Some newspapers have reported the women students occupying the library were armed but Ghazi said talk that the mosque had many guns was not true. Whatever guns were there were properly licensed, he said.
Ghazi called for calm and said the government was inflaming the situation.
“The government is making it complicated. Students are students, they can’t be dealt forcefully ... They are making an issue because they are madrassa students,” he said.
But his brother, the mosque’s chief cleric Abdul Aziz, called for jihad, or holy war, during the weekly Friday prayers.
“We have to carry out jihad and for that we have to come out of madrassas,” Aziz told hundreds of supporters crowded into the mosque. “Are you ready for sacrifice? Are you ready to come out?”
Women students in black burqas stood on the roof of their madrassa listening to the sermon, while young men carrying sticks, their faces covered by scarfs, guarded the mosque, searching people coming through its gates.
“Islamic law or martrydom” read a banner over one gate.

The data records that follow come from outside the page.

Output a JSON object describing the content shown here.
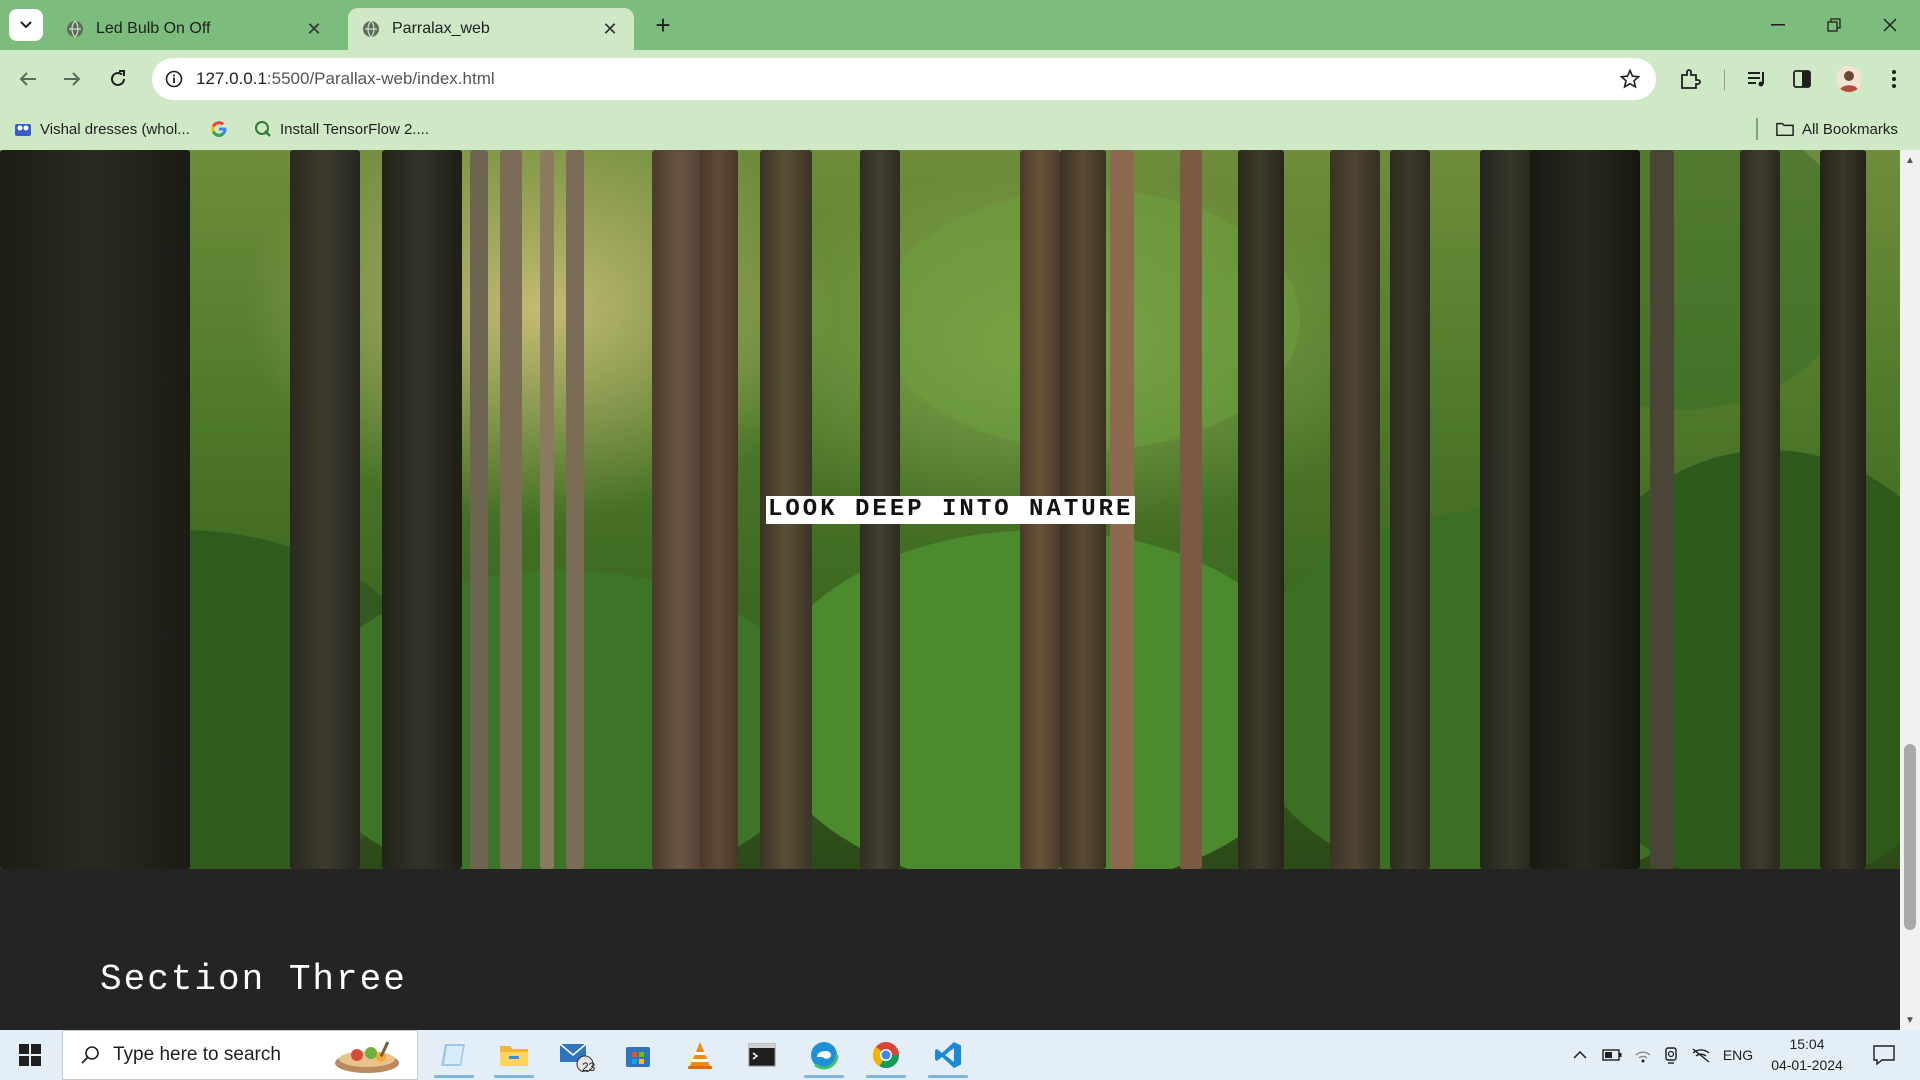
{
  "browser": {
    "tabs": [
      {
        "title": "Led Bulb On Off",
        "active": false
      },
      {
        "title": "Parralax_web",
        "active": true
      }
    ],
    "address": {
      "host": "127.0.0.1",
      "rest": ":5500/Parallax-web/index.html"
    },
    "bookmarks": [
      {
        "label": "Vishal dresses (whol...",
        "icon": "dresses-favicon"
      },
      {
        "label": "",
        "icon": "google-icon"
      },
      {
        "label": "Install TensorFlow 2....",
        "icon": "tensorflow-favicon"
      }
    ],
    "all_bookmarks_label": "All Bookmarks"
  },
  "page": {
    "hero_caption": "LOOK DEEP INTO NATURE",
    "section_title": "Section Three"
  },
  "taskbar": {
    "search_placeholder": "Type here to search",
    "mail_badge": "23",
    "language": "ENG",
    "time": "15:04",
    "date": "04-01-2024"
  },
  "colors": {
    "tabstrip": "#7cbc7c",
    "toolbar": "#cfe8c5",
    "page_dark": "#242424"
  }
}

The Friday Times newspaper said the authorities’ campaign against encroachment had stirred a hornets’ nest of militancy.
“If the administration’s patience runs out, the situation could get messy,” the liberal newspaper said.
“The extremist mullahs (clerics) seek to exploit the freedoms of liberal democracy to overthrow it and replace it by their dictatorship in the name of religion.”
WORD FAITH INDEX
CATHOLIC CHURCH INDEX